All international students, scholars and family members planning to depart temporarily from the U.S. must have:
- a valid passport in order to exit and re-enter the U.S. The passport must also be valid for a minimum of six months into the future at the time of re-entry to the U.S. There are a few exceptions to this passport rule outlined on the Department of State website.
- a valid U.S. visa to re-enter the U.S.
Please check your documents well in advance of your trip and if you need a new visa go to the appropriate U.S. Embassy or Consulate website to find instructions about making an appointment, required documents, etc. Some individuals will be subject to lengthy screenings (referred to as administrative processing) which can delay the issuance of the new visa by weeks.
You are advised to carry your passport and immigration documents (your I-20, DS-2019 or I-797 form) with you when traveling in the U.S. The documents will be required for a flight but could also be requested on trips where you are traveling by car, train or bus.

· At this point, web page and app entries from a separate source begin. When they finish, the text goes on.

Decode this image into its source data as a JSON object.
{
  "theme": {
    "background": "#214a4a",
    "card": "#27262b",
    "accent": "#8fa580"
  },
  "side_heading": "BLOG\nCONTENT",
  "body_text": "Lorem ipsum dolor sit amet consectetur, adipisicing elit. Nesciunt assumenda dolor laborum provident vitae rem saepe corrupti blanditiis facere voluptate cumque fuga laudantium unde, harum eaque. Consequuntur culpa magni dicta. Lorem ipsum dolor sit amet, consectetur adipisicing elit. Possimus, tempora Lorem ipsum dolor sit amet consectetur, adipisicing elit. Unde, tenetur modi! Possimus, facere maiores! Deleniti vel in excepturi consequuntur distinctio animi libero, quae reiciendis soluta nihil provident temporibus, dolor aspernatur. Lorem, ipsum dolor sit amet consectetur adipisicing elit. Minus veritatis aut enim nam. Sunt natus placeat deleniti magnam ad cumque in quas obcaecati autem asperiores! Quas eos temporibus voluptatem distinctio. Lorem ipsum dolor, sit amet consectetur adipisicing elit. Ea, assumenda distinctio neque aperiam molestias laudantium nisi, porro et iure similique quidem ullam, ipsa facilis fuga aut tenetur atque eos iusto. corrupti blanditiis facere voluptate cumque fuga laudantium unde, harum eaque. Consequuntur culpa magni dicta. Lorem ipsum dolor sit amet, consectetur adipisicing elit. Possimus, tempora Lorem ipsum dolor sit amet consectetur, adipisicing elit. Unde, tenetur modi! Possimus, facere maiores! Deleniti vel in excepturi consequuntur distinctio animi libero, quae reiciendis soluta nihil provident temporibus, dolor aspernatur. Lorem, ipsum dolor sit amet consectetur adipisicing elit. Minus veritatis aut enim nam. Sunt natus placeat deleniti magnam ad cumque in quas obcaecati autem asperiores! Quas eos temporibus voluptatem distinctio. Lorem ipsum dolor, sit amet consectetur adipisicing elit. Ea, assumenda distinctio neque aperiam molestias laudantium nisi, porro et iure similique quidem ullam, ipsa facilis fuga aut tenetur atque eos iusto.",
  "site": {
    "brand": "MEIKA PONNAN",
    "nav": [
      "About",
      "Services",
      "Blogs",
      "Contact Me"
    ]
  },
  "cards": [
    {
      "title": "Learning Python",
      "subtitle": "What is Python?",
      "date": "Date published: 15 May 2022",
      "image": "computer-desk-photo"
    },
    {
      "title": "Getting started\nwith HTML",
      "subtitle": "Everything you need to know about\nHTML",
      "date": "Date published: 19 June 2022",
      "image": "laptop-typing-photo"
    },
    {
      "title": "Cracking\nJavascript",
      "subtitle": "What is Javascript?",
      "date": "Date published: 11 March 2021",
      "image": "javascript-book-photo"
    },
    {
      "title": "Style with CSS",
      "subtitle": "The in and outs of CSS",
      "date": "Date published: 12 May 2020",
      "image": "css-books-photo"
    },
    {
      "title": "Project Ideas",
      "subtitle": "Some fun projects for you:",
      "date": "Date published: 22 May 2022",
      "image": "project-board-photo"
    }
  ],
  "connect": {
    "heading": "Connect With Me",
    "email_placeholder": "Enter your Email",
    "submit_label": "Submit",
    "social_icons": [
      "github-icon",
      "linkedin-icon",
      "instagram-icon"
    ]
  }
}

For more information about the documentation required for air travel consult the guidelines of the Transportation Security Administration.
While it is extremely unlikely you would be questioned, having these documents with you provides immediate proof of your lawful status in the U.S. The Visa & Immigration Services Administration (VISA) office can verify this information by phone should that ever be necessary.
All International students, scholars, staff and family members planning to depart temporarily from the U.S. must have the following documents specific to their immigration status:
For citizens of some countries, you may need a visa to travel to Canada, Mexico or the adjacent islands. Please check the sites below for the information. If your stay exceeds 30 days, you must have a valid US visa to return to the U.S.
- Countries whose citizens require visas in order to enter Canada and Visa exempt countries
- Visas to Mexico
- Links to find other embassies
Automatic Revalidation of Visa
The U.S. Department of State provision for "automatic revalidation of visa" allows certain non-immigrants to re-enter the U.S. after a visit of less than 30 days to "contiguous territory" (Canada, Mexico, and, in the case of F and J non-immigrants, the "adjacent islands other than Cuba") without having to obtain a new visa prior to re-entry.
Persons in F and J who are maintaining lawful nonimmigrant status in the United States, and who travel to Canada, Mexico or the contiguous islands, for 30 days or less, can re-enter with the Form I-94, a valid passport, and a current copy of the form I-20 or DS-2019, plus a previously-issued visa (which could be expired, or even in a different category than the I-94 if a change of status has been approved in the U.S.). Persons in H-1 or O-1 status are also eligible to use the automatic revalidation for trips of less than 30 days to Canada or Mexico, as long as they have a valid I-94, passport and an USCIS issued I-797 Approval Notice.
Automatic revalidation of visa does NOT apply if:
- You apply for a new U.S. visa in Canada, Mexico or the adjacent islands. This means if you apply for a new visa you must wait until that visa is issued to return to the U.S.
- You travel to any other country before returning to the U.S. from Canada or Mexico
- You are a citizen of Iran, Syria, Libya, Sudan, North Korea, and Cuba
As this is a rather complicated provision, it is best to talk with a VISA office Immigration Partner before you travel to see if you can use this benefit.